Blue Mountains National Forests prepare to reinitiate Forest Plan Revision
August 11, 2022
PENDLETON, Ore. (Aug. 5, 2022) —The Malheur, Umatilla and Wallowa-Whitman National Forests (Blue Mountains) are preparing to reinitiate the revision process for the Blue Mountains Land Management Plans (Forest Plans). The Forest Service’s intent builds upon the recommendations from the Blues Intergovernmental Council (BIC) on several polarizing forest management issues from the withdrawn Forest Plans. The content will serve as a baseline to be further informed by public engagement, as well as Tribal and agency consultation, throughout the plan revision process.
The BIC was formed in 2019 and consists of government leaders from impacted counties, states, federal and Tribal entities. The diverse membership of the BIC ensures numerous perspectives and interests are represented in these discussions. The Forest Service has worked closely with the BIC over the past two years on key issues from the withdrawn Forest Plans. Through these discussions, the BIC provided recommendations on several forest management issues, including riparian livestock grazing, fisheries, hydrology, forest health, and access. The BIC also commissioned and oversaw the completion of a socioeconomic analysis that identifies potential community impacts from forest management decisions. These discussions and products offer important context from diverse perspectives that will improve the Forest Plan revision process moving forward.

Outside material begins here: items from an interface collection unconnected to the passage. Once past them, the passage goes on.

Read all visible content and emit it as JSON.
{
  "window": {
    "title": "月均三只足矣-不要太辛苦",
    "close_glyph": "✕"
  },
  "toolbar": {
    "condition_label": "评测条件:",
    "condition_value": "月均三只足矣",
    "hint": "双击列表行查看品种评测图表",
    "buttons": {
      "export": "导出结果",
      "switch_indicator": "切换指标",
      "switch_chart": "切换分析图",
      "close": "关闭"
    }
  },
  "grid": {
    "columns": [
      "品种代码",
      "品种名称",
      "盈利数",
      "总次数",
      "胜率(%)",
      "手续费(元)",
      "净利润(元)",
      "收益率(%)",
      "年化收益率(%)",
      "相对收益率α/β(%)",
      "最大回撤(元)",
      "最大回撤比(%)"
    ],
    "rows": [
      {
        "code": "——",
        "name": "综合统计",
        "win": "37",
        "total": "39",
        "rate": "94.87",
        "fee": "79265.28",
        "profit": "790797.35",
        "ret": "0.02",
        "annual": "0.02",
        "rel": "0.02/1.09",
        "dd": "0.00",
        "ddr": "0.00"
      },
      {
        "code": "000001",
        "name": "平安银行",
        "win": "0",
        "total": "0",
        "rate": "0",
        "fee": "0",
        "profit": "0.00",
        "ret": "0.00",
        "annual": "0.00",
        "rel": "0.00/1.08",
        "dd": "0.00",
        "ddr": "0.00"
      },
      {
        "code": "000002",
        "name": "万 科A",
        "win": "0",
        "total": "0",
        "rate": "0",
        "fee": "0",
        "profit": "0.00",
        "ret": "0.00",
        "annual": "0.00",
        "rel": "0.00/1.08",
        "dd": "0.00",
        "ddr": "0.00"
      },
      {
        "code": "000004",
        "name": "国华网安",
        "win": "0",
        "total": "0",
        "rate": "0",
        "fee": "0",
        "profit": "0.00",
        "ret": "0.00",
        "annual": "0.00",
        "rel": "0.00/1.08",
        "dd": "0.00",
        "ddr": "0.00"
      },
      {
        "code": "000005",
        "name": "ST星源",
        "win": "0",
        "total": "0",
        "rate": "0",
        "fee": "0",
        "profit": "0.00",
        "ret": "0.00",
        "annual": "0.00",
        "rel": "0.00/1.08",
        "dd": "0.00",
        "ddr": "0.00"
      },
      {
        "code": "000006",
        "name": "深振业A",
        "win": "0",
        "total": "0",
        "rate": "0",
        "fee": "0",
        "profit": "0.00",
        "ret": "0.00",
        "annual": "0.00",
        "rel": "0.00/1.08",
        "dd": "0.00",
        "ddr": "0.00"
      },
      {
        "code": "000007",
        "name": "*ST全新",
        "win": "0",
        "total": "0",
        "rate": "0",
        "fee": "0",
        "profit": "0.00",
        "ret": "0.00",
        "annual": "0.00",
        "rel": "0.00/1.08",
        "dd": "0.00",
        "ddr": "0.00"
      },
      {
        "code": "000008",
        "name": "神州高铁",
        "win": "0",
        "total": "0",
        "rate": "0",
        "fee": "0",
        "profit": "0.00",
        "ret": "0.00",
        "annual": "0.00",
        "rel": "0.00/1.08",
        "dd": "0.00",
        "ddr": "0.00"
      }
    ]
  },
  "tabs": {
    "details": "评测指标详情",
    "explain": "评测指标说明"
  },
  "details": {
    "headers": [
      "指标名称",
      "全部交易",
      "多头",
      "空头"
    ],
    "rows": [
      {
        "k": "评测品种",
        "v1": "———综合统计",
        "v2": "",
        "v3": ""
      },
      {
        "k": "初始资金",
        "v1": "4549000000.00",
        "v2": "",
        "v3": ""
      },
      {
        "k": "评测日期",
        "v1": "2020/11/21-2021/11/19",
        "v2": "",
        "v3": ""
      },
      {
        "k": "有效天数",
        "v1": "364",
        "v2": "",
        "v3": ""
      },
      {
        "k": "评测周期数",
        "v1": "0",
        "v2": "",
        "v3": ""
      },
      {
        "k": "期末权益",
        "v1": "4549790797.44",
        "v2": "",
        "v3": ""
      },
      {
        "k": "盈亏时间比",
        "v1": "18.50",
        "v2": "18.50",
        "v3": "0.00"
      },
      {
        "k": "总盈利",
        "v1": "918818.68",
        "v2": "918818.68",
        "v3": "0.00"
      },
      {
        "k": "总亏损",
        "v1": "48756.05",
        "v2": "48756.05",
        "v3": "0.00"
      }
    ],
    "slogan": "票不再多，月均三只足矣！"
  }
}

With these products, the Forest Service is now ready to reinitiate Forest Plan revision under the 2012 planning rule, which will include robust external engagement opportunities throughout the entire process. Using the 2012 planning rule, each Forest Supervisor will sign a separate decision for their respective National Forest’s revised Forest Plan. This approach enhances opportunities for local engagement and contributions because the decisions will be made at the local level. The Forest Service is eager to begin the official planning process and hear input on Tribal, individual, and community values. Public involvement will help the Forest Service gain local knowledge about existing forest conditions and understand concerns about community or resource impacts from proposed changes in the revised Forest Plans.
The Blue Mountains National Forests are currently forming a team to develop the revised Forest Plans. The planning team will include a mixture of local Forest Service staff, individuals from other areas and support from the Pacific Northwest Regional Office. Additional updates and a timeline will be shared once the team is in place, including future engagement opportunities. The Forest Service will also continue to work closely with the BIC, whose members have committed to bring regular feedback to the Forest Service regarding content in the draft documents or ways to improve the process.
The Forest Plan is a comprehensive document that guides forest resource management, use and protection. It aims to balance multiple uses and sustained yield of forest resources. It sets forth a vision for land management, describes the desired conditions within the forest, and lays out specific objectives, standards and guidelines for how to achieve those desired conditions. The document is strategic in nature and does not approve projects or actions on National Forest lands.
Multiple uses provided by the National Forests (including livestock grazing, timber harvest, forest recreation, tourism, and subsistence activities) are all important to economic and social life in the Blue Mountains area. Currently, the Blue Mountains National Forests are operating under Forest Plans that were signed in the 1990s. Revising the Forest Plans will provide an updated framework to guide forest management that considers current science and local economic, social and environmental conditions.
The Forest Service previously attempted to revise the Blue Mountains Forest Plans with a planning effort that spanned 15 years. However, when the Final Environmental Impact Statement (EIS) and draft Records of Decision were released in 2018, the Forest Service received widespread feedback that the Revised Plans were difficult to understand and potentially confusing to implement, which ultimately resulted in the documents being withdrawn on March 14, 2019.
Following the withdrawal of the Forest Plans, leadership from the Pacific Northwest Regional Office and the Malheur, Umatilla and Wallowa-Whitman National Forests met with local elected leaders in April 2019 to better understand concerns and identify opportunities to approach forest planning in a new way. The participants recognized the need to explore unique approaches, identify common ground, and work together at a larger scale. The various government entities within and surrounding the Blue Mountains geographic area officially came together and formed the BIC in November 2019.
By reinitiating plan revision, the Forest Service aims to develop durable Forest Plans that balance the ecological needs of the landscape with the economic and social needs of the communities that depend on them. Having a framework that incorporates local knowledge and input is an integral part of this process and the public’s input will help ensure sustainability of the Forests well into the future.
Updates on the process, timelines, key contacts, and website links will be shared as information is available.